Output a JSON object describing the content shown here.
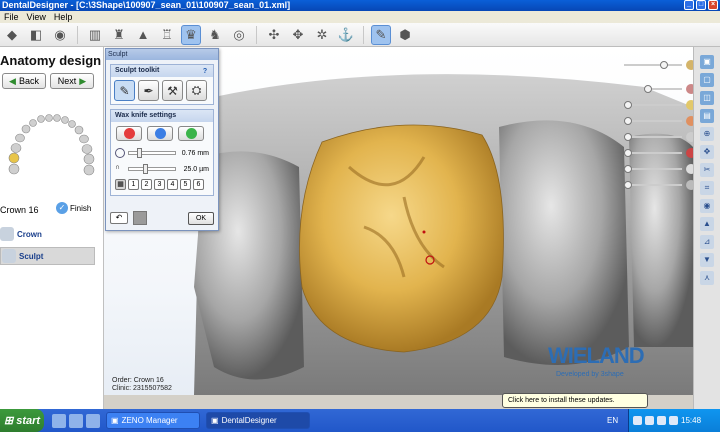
{
  "window": {
    "title": "DentalDesigner - [C:\\3Shape\\100907_sean_01\\100907_sean_01.xml]",
    "controls": [
      "_",
      "□",
      "×"
    ]
  },
  "menu": [
    "File",
    "View",
    "Help"
  ],
  "left_panel": {
    "title": "Anatomy design",
    "back_label": "Back",
    "next_label": "Next",
    "crown_label": "Crown 16",
    "finish_label": "Finish",
    "steps": [
      {
        "label": "Crown"
      },
      {
        "label": "Sculpt"
      }
    ]
  },
  "sculpt_dialog": {
    "title": "Sculpt",
    "toolkit_label": "Sculpt toolkit",
    "help_label": "?",
    "wax_knife_label": "Wax knife settings",
    "radius_value": "0.76 mm",
    "depth_value": "25.0 µm",
    "presets": [
      "1",
      "2",
      "3",
      "4",
      "5",
      "6"
    ],
    "ok_label": "OK"
  },
  "viewport": {
    "order_line": "Order:  Crown 16",
    "clinic_line": "Clinic:  2315507582",
    "brand": "WIELAND",
    "developed_by": "Developed by 3shape"
  },
  "notification": {
    "text": "Click here to install these updates."
  },
  "taskbar": {
    "start_label": "start",
    "tasks": [
      {
        "label": "ZENO Manager"
      },
      {
        "label": "DentalDesigner"
      }
    ],
    "language": "EN",
    "clock": "15:48"
  },
  "colors": {
    "crown": "#e2b44e",
    "model": "#9e9e9e",
    "titlebar": "#0a5fd8",
    "brand": "#2d6db4",
    "taskbar": "#2157c9",
    "start": "#3c9a3c"
  }
}
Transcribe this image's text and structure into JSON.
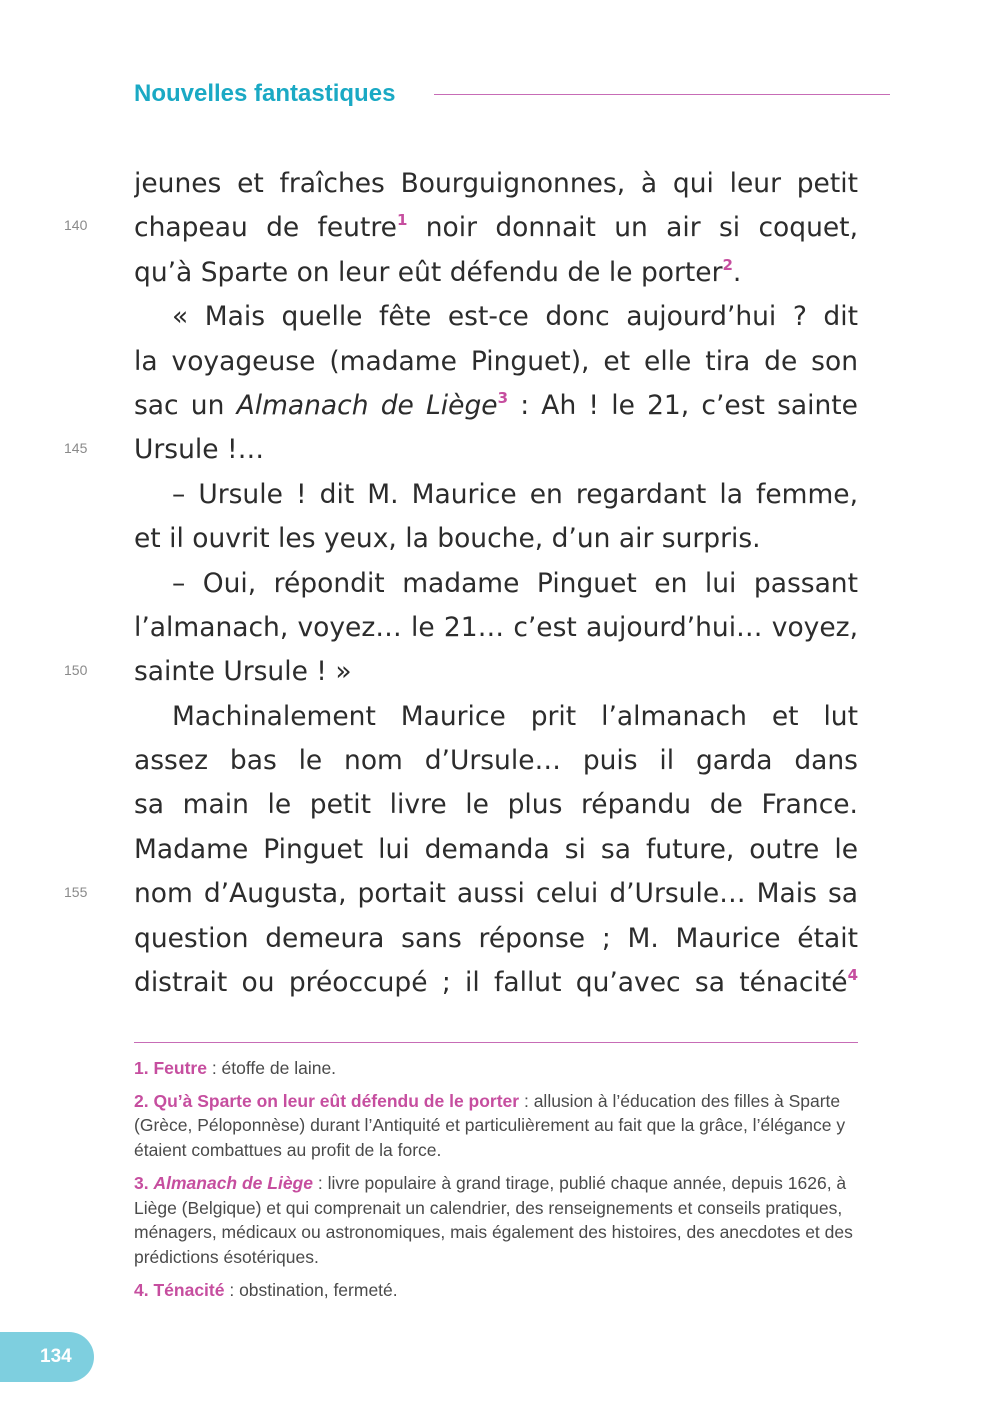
{
  "header": {
    "title": "Nouvelles fantastiques"
  },
  "line_numbers": [
    "140",
    "145",
    "150",
    "155"
  ],
  "lines": {
    "l1": "jeunes et fraîches Bourguignonnes, à qui leur petit",
    "l2a": "chapeau de feutre",
    "l2b": " noir donnait un air si coquet,",
    "l3a": "qu’à Sparte on leur eût défendu de le porter",
    "l3b": ".",
    "l4": "« Mais quelle fête est-ce donc aujourd’hui ? dit",
    "l5": "la voyageuse (madame Pinguet), et elle tira de son",
    "l6a": "sac un ",
    "l6b": "Almanach de Liège",
    "l6c": " : Ah ! le 21, c’est sainte",
    "l7": "Ursule !…",
    "l8": "– Ursule ! dit M. Maurice en regardant la femme,",
    "l9": "et il ouvrit les yeux, la bouche, d’un air surpris.",
    "l10": "– Oui, répondit madame Pinguet en lui passant",
    "l11": "l’almanach, voyez… le 21… c’est aujourd’hui… voyez,",
    "l12": "sainte Ursule ! »",
    "l13": "Machinalement Maurice prit l’almanach et lut",
    "l14": "assez bas le nom d’Ursule… puis il garda dans",
    "l15": "sa main le petit livre le plus répandu de France.",
    "l16": "Madame Pinguet lui demanda si sa future, outre le",
    "l17": "nom d’Augusta, portait aussi celui d’Ursule… Mais sa",
    "l18": "question demeura sans réponse ; M. Maurice était",
    "l19": "distrait ou préoccupé ; il fallut qu’avec sa ténacité"
  },
  "footnote_markers": [
    "1",
    "2",
    "3",
    "4"
  ],
  "footnotes": [
    {
      "num": "1.",
      "term": "Feutre",
      "text": " : étoffe de laine."
    },
    {
      "num": "2.",
      "term": "Qu’à Sparte on leur eût défendu de le porter",
      "text": " : allusion à l’éducation des filles à Sparte (Grèce, Péloponnèse) durant l’Antiquité et particulièrement au fait que la grâce, l’élégance y étaient combattues au profit de la force."
    },
    {
      "num": "3.",
      "term": "Almanach de Liège",
      "text": " : livre populaire à grand tirage, publié chaque année, depuis 1626, à Liège (Belgique) et qui comprenait un calendrier, des renseignements et conseils pratiques, ménagers, médicaux ou astronomiques, mais également des histoires, des anecdotes et des prédictions ésotériques."
    },
    {
      "num": "4.",
      "term": "Ténacité",
      "text": " : obstination, fermeté."
    }
  ],
  "page_number": "134",
  "colors": {
    "accent_teal": "#1aa9c4",
    "accent_magenta": "#c64e9f",
    "tab": "#7ecfdf"
  }
}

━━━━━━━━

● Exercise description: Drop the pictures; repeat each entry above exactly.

● Answer to this problem:
Output a JSON object describing the content shown here.
{
  "window": {
    "title": "DentalDesigner - [C:\\3Shape\\100907_sean_01\\100907_sean_01.xml]",
    "controls": [
      "_",
      "□",
      "×"
    ]
  },
  "menu": [
    "File",
    "View",
    "Help"
  ],
  "left_panel": {
    "title": "Anatomy design",
    "back_label": "Back",
    "next_label": "Next",
    "crown_label": "Crown 16",
    "finish_label": "Finish",
    "steps": [
      {
        "label": "Crown"
      },
      {
        "label": "Sculpt"
      }
    ]
  },
  "sculpt_dialog": {
    "title": "Sculpt",
    "toolkit_label": "Sculpt toolkit",
    "help_label": "?",
    "wax_knife_label": "Wax knife settings",
    "radius_value": "0.76 mm",
    "depth_value": "25.0 µm",
    "presets": [
      "1",
      "2",
      "3",
      "4",
      "5",
      "6"
    ],
    "ok_label": "OK"
  },
  "viewport": {
    "order_line": "Order:  Crown 16",
    "clinic_line": "Clinic:  2315507582",
    "brand": "WIELAND",
    "developed_by": "Developed by 3shape"
  },
  "notification": {
    "text": "Click here to install these updates."
  },
  "taskbar": {
    "start_label": "start",
    "tasks": [
      {
        "label": "ZENO Manager"
      },
      {
        "label": "DentalDesigner"
      }
    ],
    "language": "EN",
    "clock": "15:48"
  },
  "colors": {
    "crown": "#e2b44e",
    "model": "#9e9e9e",
    "titlebar": "#0a5fd8",
    "brand": "#2d6db4",
    "taskbar": "#2157c9",
    "start": "#3c9a3c"
  }
}
Transcribe this image's text and structure into JSON.
{
  "header": {
    "title": "Nouvelles fantastiques"
  },
  "line_numbers": [
    "140",
    "145",
    "150",
    "155"
  ],
  "lines": {
    "l1": "jeunes et fraîches Bourguignonnes, à qui leur petit",
    "l2a": "chapeau de feutre",
    "l2b": " noir donnait un air si coquet,",
    "l3a": "qu’à Sparte on leur eût défendu de le porter",
    "l3b": ".",
    "l4": "« Mais quelle fête est-ce donc aujourd’hui ? dit",
    "l5": "la voyageuse (madame Pinguet), et elle tira de son",
    "l6a": "sac un ",
    "l6b": "Almanach de Liège",
    "l6c": " : Ah ! le 21, c’est sainte",
    "l7": "Ursule !…",
    "l8": "– Ursule ! dit M. Maurice en regardant la femme,",
    "l9": "et il ouvrit les yeux, la bouche, d’un air surpris.",
    "l10": "– Oui, répondit madame Pinguet en lui passant",
    "l11": "l’almanach, voyez… le 21… c’est aujourd’hui… voyez,",
    "l12": "sainte Ursule ! »",
    "l13": "Machinalement Maurice prit l’almanach et lut",
    "l14": "assez bas le nom d’Ursule… puis il garda dans",
    "l15": "sa main le petit livre le plus répandu de France.",
    "l16": "Madame Pinguet lui demanda si sa future, outre le",
    "l17": "nom d’Augusta, portait aussi celui d’Ursule… Mais sa",
    "l18": "question demeura sans réponse ; M. Maurice était",
    "l19": "distrait ou préoccupé ; il fallut qu’avec sa ténacité"
  },
  "footnote_markers": [
    "1",
    "2",
    "3",
    "4"
  ],
  "footnotes": [
    {
      "num": "1.",
      "term": "Feutre",
      "text": " : étoffe de laine."
    },
    {
      "num": "2.",
      "term": "Qu’à Sparte on leur eût défendu de le porter",
      "text": " : allusion à l’éducation des filles à Sparte (Grèce, Péloponnèse) durant l’Antiquité et particulièrement au fait que la grâce, l’élégance y étaient combattues au profit de la force."
    },
    {
      "num": "3.",
      "term": "Almanach de Liège",
      "text": " : livre populaire à grand tirage, publié chaque année, depuis 1626, à Liège (Belgique) et qui comprenait un calendrier, des renseignements et conseils pratiques, ménagers, médicaux ou astronomiques, mais également des histoires, des anecdotes et des prédictions ésotériques."
    },
    {
      "num": "4.",
      "term": "Ténacité",
      "text": " : obstination, fermeté."
    }
  ],
  "page_number": "134",
  "colors": {
    "accent_teal": "#1aa9c4",
    "accent_magenta": "#c64e9f",
    "tab": "#7ecfdf"
  }
}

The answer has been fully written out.